Thus Renewability and Systemic Rentability will show the same behavior, otherwise Economic Rentability will oppose and always defeat Sustainability.


BRANDT-WILLIAMS, S. & ODUM, H.T., 1998. "Procedure for Agricultural Emergy Evaluation: illustrated with Tomato Production in Florida". in "Engenharia Ecológica e Planejamento Regional. Uma introdução à análise emergética com estudos de casos brasileiros". E. Ortega; P. Safonov; V. Comar (ed.), Annablume, SP, Brazil, In printing.

BROWN, M. T. "Environmental Accounting: Emergy perspectives on sustainability". . "Dialogo LI: Valoración e*conómica en el uso de los Resources naturales y Medio Ambiente".Instituto Interamericano de Cooperación para la Agricultura Montevideo, 1998.

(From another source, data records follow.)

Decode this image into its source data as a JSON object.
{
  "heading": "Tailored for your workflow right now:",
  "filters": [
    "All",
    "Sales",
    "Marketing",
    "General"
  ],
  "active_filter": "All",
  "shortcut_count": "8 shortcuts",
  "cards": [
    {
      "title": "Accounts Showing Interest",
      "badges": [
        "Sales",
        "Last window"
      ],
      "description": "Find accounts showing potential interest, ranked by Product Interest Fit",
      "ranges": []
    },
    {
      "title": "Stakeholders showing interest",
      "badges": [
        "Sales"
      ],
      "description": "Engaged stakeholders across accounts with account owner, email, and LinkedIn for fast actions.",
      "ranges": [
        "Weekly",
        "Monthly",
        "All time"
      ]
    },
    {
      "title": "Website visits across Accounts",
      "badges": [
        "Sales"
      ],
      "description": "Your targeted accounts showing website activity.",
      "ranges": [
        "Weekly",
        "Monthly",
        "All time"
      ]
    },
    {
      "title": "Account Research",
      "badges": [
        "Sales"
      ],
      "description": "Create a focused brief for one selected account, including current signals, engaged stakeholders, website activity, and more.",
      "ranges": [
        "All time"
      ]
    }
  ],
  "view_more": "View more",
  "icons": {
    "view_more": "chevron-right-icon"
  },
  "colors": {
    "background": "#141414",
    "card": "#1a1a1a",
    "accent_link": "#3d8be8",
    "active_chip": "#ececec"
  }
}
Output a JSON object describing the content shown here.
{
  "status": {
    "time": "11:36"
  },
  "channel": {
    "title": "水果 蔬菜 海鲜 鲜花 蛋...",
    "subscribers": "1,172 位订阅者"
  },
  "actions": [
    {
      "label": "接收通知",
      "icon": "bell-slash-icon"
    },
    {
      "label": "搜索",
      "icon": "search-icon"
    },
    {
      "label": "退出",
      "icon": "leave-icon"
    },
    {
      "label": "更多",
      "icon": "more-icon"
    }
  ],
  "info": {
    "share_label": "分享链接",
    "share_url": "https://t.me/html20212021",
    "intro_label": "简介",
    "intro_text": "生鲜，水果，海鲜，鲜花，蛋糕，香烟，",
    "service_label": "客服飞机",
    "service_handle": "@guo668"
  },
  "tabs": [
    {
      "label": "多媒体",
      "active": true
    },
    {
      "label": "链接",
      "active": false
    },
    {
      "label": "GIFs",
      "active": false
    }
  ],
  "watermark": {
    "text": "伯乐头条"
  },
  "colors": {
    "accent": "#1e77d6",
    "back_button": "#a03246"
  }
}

FNP. "Agrianual 99. Anuário da Agricultura Brasileira". Editora Argos, São Paulo, 1999.

IEASP (Instituto de Economia Agricola do Estado de São Paulo). "Informação Economica". Volume 29, Número 07, São Paulo, 1999.

MERICO, L. F. F., 1996. "Introdução á Economia Ecológica". Editora da Universidade de Blumenau, FURB, Brasil.

ODUM, H.T., 1984. "Energy analysis of the environmental role in agriculture". Pp. 24-51, in "Energy and Agriculture" , G. Stanhill (ed.), Springer Verlag, Berlin, 192 pp.

ODUM, H.T., 1996. "Environmental Accounting, Emergy and Decision Making". John Wiley, NY, 370 pp.

PIMENTEL, D.; PIMENTEL, M.: "Food, Energy and Society". University Press of Colorado, Colorado, USA, 1996.

ORTEGA, E.; MILLER, M. "Sustentabilidade da produção de soja. Planilhas de soja e milho, convencional e agroecologica.. Comparação de Métodos de Produção de soja". (2000)

ORTEGA, E. & POLIDORO, H., 1998. "Factors to consider in Emergy Analysis of Agroecological projects", Reunion for XXV Anniversary of Center for Wetlands, University of Florida, Gainesville, Florida, EUA, November 6-8, 1998. In printing.

ULGIATI, S., ODUM, H.T. E BASTIANONI, S., 1994. "Emergy analysis, environmental loading e sustainability. An emergy analysis of Italy". Ecological Modeling. 73, 215-268.

ULGIATI, S.; BROWN, M.T., GIAMPIETRO, M.; MAYUMI, K. & HENDERSON, R., "Final Document" of "Advancesin Energy Studies: Energy Flows in Ecology and Economy", International Workshop held at Porto Venere, Italy, May 26-30, 1998, Ed. MUSIS, Roma, Italy, pages 629 - 636.